What you should do:
Please restate each line of the material word for word and omit any pictures.

Given entries:

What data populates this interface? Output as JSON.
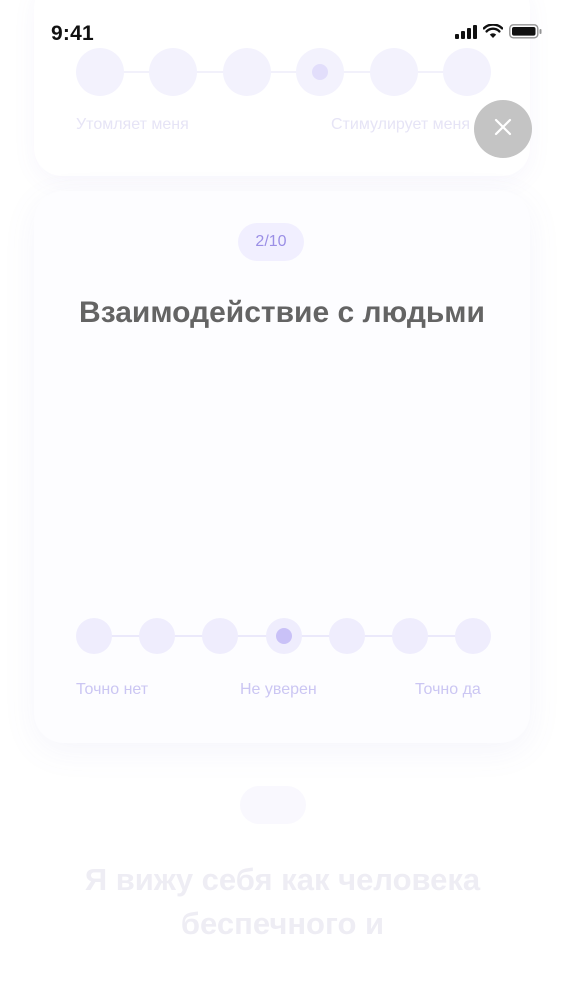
{
  "status_bar": {
    "time": "9:41"
  },
  "prev_card": {
    "left_label": "Утомляет меня",
    "right_label": "Стимулирует меня",
    "selected_index": 3
  },
  "main_card": {
    "counter": "2/10",
    "title": "Взаимодействие с людьми",
    "scale": {
      "count": 7,
      "selected_index": 3,
      "left_label": "Точно нет",
      "middle_label": "Не уверен",
      "right_label": "Точно да"
    }
  },
  "next_card": {
    "title": "Я вижу себя как человека беспечного и"
  },
  "colors": {
    "accent": "#9b8fe6",
    "dot_bg": "#efedfd",
    "selected_dot": "#c9c1f7",
    "title_text": "#646464",
    "close_bg": "#c4c4c4"
  }
}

Final answer:
What data populates this interface? Output as JSON.
{
  "status_bar": {
    "time": "9:41"
  },
  "prev_card": {
    "left_label": "Утомляет меня",
    "right_label": "Стимулирует меня",
    "selected_index": 3
  },
  "main_card": {
    "counter": "2/10",
    "title": "Взаимодействие с людьми",
    "scale": {
      "count": 7,
      "selected_index": 3,
      "left_label": "Точно нет",
      "middle_label": "Не уверен",
      "right_label": "Точно да"
    }
  },
  "next_card": {
    "title": "Я вижу себя как человека беспечного и"
  },
  "colors": {
    "accent": "#9b8fe6",
    "dot_bg": "#efedfd",
    "selected_dot": "#c9c1f7",
    "title_text": "#646464",
    "close_bg": "#c4c4c4"
  }
}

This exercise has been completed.